COME PLAY (2020)
Starring Azhy Robertson, Gillian Jacobs, John Gallagher Jr., Winslow Fegley, Jayden Marine, Gavin MacIver-Wright, Rachel Wilson, Alana-Ashley Marques, Dalmar Abuzeid, Ishan Morris, Ana Araujo and Kate Fenton.
Screenplay by Jacob Chase.
Directed by Jacob Chase.
Distributed by Focus Features. 96 minutes. Rated PG-13.
Before she became known as one of the smartest, hippest, edgiest comic actresses around, Gillian Jacobs did her time in cheesy B-movies. In fact, I have interviewed her twice. The first time was for a dark 2008 morality tale called Gardens of the Night, in which she played a woman who had been kidnapped by a pedophile as a little girl, and had grown up to become a numbed junkie and prostitute. The second time I spoke with her was a few years later in 2012, when she was in the TV series Community, where she had proved her funny hipster chops.
At the time of that second chat, I mentioned our first discussion to her. “Holy moly! Very different kind of a project,” Jacobs said, laughing. “I had done a string of films that were similar in tone and content to Gardens of the Night, meaning I had played a lot of prostitutes, strippers, homeless runaway teens, drug addicts and rape victims, so I would say that Community was a welcome change of pace for me.”
“That’s your wheelhouse,” interjected her Community co-star Jim Rash, who was also at the interview.
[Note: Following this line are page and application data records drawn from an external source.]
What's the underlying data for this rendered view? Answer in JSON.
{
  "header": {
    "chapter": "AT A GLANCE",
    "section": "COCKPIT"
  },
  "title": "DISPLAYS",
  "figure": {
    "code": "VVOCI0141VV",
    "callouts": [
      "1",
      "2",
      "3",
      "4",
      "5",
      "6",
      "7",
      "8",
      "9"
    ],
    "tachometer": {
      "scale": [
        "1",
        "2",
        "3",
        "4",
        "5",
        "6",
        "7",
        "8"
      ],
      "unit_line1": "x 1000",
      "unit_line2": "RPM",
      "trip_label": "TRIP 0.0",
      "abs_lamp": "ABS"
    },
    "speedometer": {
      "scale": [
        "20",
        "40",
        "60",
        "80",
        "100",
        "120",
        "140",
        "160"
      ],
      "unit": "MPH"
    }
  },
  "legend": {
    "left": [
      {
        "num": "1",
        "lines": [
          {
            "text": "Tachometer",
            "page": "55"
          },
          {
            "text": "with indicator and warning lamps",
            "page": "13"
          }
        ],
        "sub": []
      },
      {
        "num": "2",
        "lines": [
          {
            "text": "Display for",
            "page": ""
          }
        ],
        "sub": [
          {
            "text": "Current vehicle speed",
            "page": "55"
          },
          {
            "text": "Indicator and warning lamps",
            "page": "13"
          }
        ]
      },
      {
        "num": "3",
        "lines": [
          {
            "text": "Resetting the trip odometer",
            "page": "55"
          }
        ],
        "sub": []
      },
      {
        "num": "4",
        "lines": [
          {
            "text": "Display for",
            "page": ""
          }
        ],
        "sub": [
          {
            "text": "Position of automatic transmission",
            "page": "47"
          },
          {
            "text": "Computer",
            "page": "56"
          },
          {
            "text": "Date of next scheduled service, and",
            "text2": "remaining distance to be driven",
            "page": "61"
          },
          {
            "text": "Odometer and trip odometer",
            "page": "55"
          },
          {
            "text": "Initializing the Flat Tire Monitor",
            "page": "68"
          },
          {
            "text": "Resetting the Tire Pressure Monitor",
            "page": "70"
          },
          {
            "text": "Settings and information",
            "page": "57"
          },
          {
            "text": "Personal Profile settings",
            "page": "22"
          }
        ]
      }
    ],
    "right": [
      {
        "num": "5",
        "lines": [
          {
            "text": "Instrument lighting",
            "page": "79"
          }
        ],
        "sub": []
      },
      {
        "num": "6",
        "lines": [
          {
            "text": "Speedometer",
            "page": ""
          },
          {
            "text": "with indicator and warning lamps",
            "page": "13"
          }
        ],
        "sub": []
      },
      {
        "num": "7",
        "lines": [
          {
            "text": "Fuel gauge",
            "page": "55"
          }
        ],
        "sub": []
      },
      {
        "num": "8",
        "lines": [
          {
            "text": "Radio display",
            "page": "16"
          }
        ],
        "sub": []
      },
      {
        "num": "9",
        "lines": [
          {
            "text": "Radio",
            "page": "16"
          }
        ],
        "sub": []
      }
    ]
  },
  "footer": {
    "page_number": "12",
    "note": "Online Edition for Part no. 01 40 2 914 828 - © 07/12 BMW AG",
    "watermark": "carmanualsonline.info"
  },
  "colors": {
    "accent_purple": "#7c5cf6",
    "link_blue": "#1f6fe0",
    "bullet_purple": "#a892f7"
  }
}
“That’s my former wheelhouse,” Jacobs corrected, though she admitted she hoped to juggle more serious roles with her comic work. As Jacobs has become more respected as an actress, she has sometimes dipped her toe back into drama, but it was mostly in more blatantly comic roles.
The imaginative and intelligent chiller Come Play is the first return to straight drama that I can think of in years. Unlike the old days, she is no longer playing of prostitutes, strippers, homeless runaway teens, drug addicts and rape victims. In fact, in this film she goes in pretty much the opposite direction, playing a doting mother of an autistic boy who is becoming more and more fearful that her son is being targeted by a mysterious monster.
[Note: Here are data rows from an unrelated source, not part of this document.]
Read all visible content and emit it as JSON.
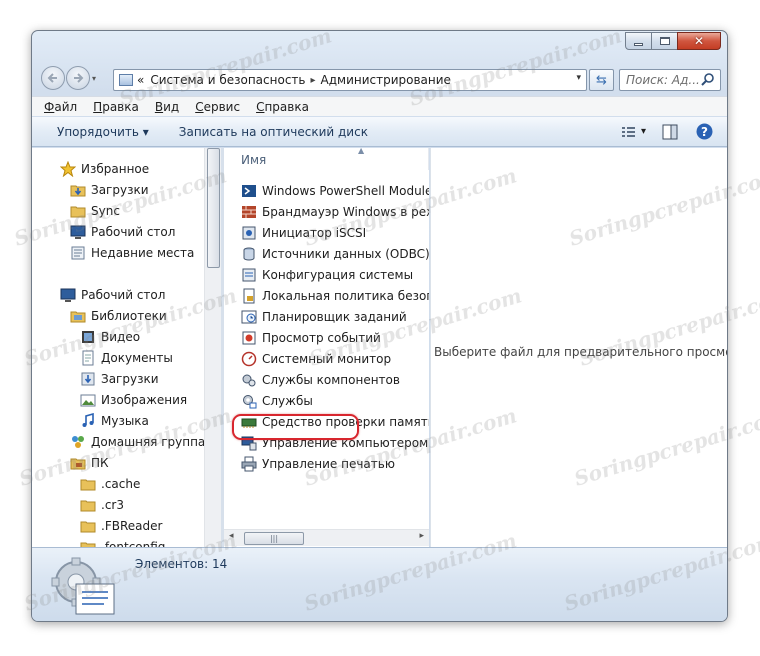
{
  "window": {
    "minimize_icon": "minimize-icon",
    "maximize_icon": "maximize-icon",
    "close_glyph": "✕"
  },
  "address": {
    "overflow_glyph": "«",
    "crumbs": [
      "Система и безопасность",
      "Администрирование"
    ],
    "separator": "▸",
    "dropdown_glyph": "▾",
    "refresh_glyph": "⇆"
  },
  "search": {
    "placeholder": "Поиск: Ад..."
  },
  "menu": {
    "items": [
      {
        "first": "Ф",
        "rest": "айл"
      },
      {
        "first": "П",
        "rest": "равка"
      },
      {
        "first": "В",
        "rest": "ид"
      },
      {
        "first": "С",
        "rest": "ервис"
      },
      {
        "first": "С",
        "rest": "правка"
      }
    ]
  },
  "toolbar": {
    "organize": "Упорядочить ▾",
    "burn": "Записать на оптический диск",
    "view_glyph": "▾"
  },
  "nav": {
    "items": [
      {
        "label": "Избранное",
        "icon": "star-icon"
      },
      {
        "label": "Загрузки",
        "icon": "downloads-icon"
      },
      {
        "label": "Sync",
        "icon": "folder-icon"
      },
      {
        "label": "Рабочий стол",
        "icon": "desktop-icon"
      },
      {
        "label": "Недавние места",
        "icon": "recent-places-icon"
      },
      {
        "label": "Рабочий стол",
        "icon": "desktop-icon"
      },
      {
        "label": "Библиотеки",
        "icon": "libraries-icon"
      },
      {
        "label": "Видео",
        "icon": "video-icon"
      },
      {
        "label": "Документы",
        "icon": "documents-icon"
      },
      {
        "label": "Загрузки",
        "icon": "downloads-icon"
      },
      {
        "label": "Изображения",
        "icon": "pictures-icon"
      },
      {
        "label": "Музыка",
        "icon": "music-icon"
      },
      {
        "label": "Домашняя группа",
        "icon": "homegroup-icon"
      },
      {
        "label": "ПК",
        "icon": "computer-icon"
      },
      {
        "label": ".cache",
        "icon": "folder-icon"
      },
      {
        "label": ".cr3",
        "icon": "folder-icon"
      },
      {
        "label": ".FBReader",
        "icon": "folder-icon"
      },
      {
        "label": ".fontconfig",
        "icon": "folder-icon"
      }
    ]
  },
  "files": {
    "column_name": "Имя",
    "sort_glyph": "▲",
    "items": [
      "Windows PowerShell Modules",
      "Брандмауэр Windows в режиме повышенной безопасности",
      "Инициатор iSCSI",
      "Источники данных (ODBC)",
      "Конфигурация системы",
      "Локальная политика безопасности",
      "Планировщик заданий",
      "Просмотр событий",
      "Системный монитор",
      "Службы компонентов",
      "Службы",
      "Средство проверки памяти Windows",
      "Управление компьютером",
      "Управление печатью"
    ],
    "highlighted_index": 10,
    "hscroll_left": "◂",
    "hscroll_right": "▸",
    "hscroll_grip": "|||"
  },
  "preview": {
    "message": "Выберите файл для предварительного просмотра."
  },
  "details": {
    "count_label": "Элементов: 14"
  },
  "watermark": {
    "text": "Soringpcrepair.com"
  },
  "colors": {
    "highlight_ring": "#d8262e",
    "accent": "#1e395b"
  }
}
She’s no longer the victim. Now she’s the protector. That’s her new wheelhouse.
Which is not to say that Jacobs has the lead role here. That goes to young Azhy Robertson, playing the tricky part of Oliver, a non-verbal, mentally challenged little boy who gets drawn into a rabbit hole of potential evil through his electronic devices.
Oliver’s only way of communications is through an app on his iPad, so it is obviously something vital to his world. Which is why it is so disconcerting that evil comes to him in the form of an apparently innocent children’s e-Book app, Misunderstood Monsters, the story of a lonesome monster named Larry, who, like Oliver, feels like an outsider and only wants to be accepted.
However, what appears to be a simple morality fable starts becoming more and more threatening and scary. Larry seems to be breaking out of his story and appearing in the real world. It’s a smart tech-savvy variation on a pretty standard plotline – things like The Badabook, A Monster Calls and Before I Wake have trod on similar grounds in recent years.
With its dark fairy tale plotline and kid-friendly setup, Come Play is more chilling than actually all-out frightening. (After all, it is rated PG-13…) It’s not the world’s most original film, but thanks to a clever, atmospheric story and fine acting by Robertson and Jacobs, as well as John Gallagher Jr. as the slightly estranged dad, it’s definitely worth a watch.
Jay S. Jacobs
Copyright ©2020 PopEntertainment.com. All rights reserved. Posted: October 30, 2020.